* [Directions for this task]: Whenever a line contains the string "balance", copy it out of the entries.

[Page and application data records]
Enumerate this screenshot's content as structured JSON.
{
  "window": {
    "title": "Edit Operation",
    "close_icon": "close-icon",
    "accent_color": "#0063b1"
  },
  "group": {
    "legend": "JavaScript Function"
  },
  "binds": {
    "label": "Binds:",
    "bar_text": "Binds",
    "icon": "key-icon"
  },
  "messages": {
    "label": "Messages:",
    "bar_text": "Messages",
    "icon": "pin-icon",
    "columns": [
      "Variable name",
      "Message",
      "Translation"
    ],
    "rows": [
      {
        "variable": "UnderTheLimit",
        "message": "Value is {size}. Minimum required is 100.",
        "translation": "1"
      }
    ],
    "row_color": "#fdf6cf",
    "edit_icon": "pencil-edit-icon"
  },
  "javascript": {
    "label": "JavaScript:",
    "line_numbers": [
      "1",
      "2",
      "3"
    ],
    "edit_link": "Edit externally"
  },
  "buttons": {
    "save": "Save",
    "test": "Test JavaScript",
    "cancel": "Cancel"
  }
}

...

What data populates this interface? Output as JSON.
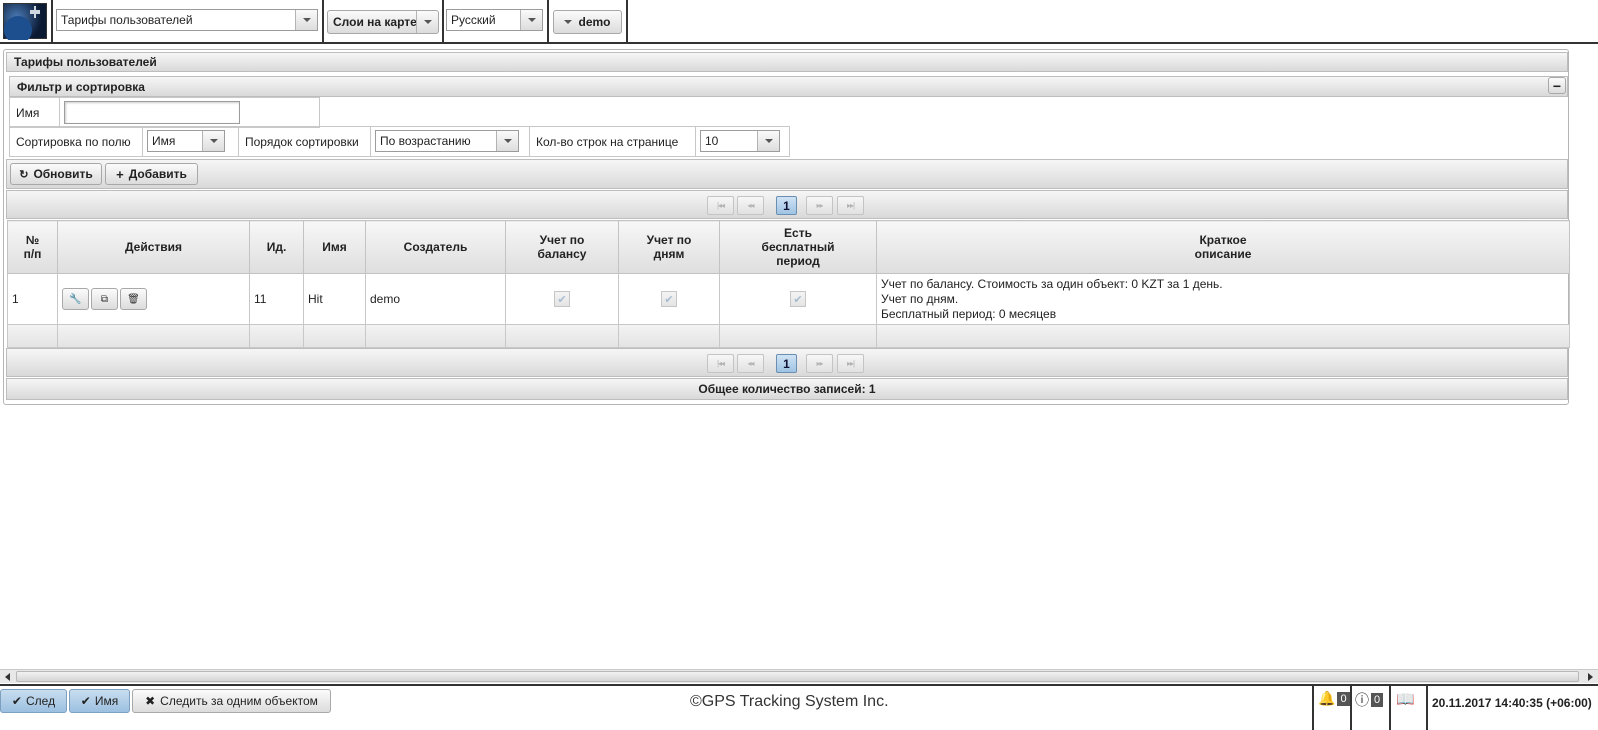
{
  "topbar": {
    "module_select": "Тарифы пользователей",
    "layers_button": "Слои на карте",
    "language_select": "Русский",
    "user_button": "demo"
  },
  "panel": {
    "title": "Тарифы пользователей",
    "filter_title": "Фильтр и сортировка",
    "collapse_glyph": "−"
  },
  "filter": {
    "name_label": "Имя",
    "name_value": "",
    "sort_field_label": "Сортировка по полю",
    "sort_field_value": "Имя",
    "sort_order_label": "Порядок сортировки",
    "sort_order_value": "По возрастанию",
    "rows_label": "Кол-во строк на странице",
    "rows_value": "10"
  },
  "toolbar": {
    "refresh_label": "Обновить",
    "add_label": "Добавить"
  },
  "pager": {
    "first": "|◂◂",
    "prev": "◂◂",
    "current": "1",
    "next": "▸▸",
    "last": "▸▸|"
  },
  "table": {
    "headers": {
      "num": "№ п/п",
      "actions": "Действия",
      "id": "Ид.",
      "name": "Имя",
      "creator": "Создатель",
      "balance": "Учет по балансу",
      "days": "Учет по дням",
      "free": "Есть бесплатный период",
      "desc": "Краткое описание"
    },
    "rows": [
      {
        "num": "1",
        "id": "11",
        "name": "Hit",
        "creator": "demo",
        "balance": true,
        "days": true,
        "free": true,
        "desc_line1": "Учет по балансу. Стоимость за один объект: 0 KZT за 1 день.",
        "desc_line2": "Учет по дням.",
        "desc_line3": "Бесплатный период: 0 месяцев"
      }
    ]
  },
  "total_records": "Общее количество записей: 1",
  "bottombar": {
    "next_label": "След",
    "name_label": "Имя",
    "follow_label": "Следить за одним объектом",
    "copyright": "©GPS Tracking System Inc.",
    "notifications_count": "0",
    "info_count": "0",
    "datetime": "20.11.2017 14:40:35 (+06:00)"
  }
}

* [Result of the task]:
      "balance": "Учет по балансу",
        "balance": true,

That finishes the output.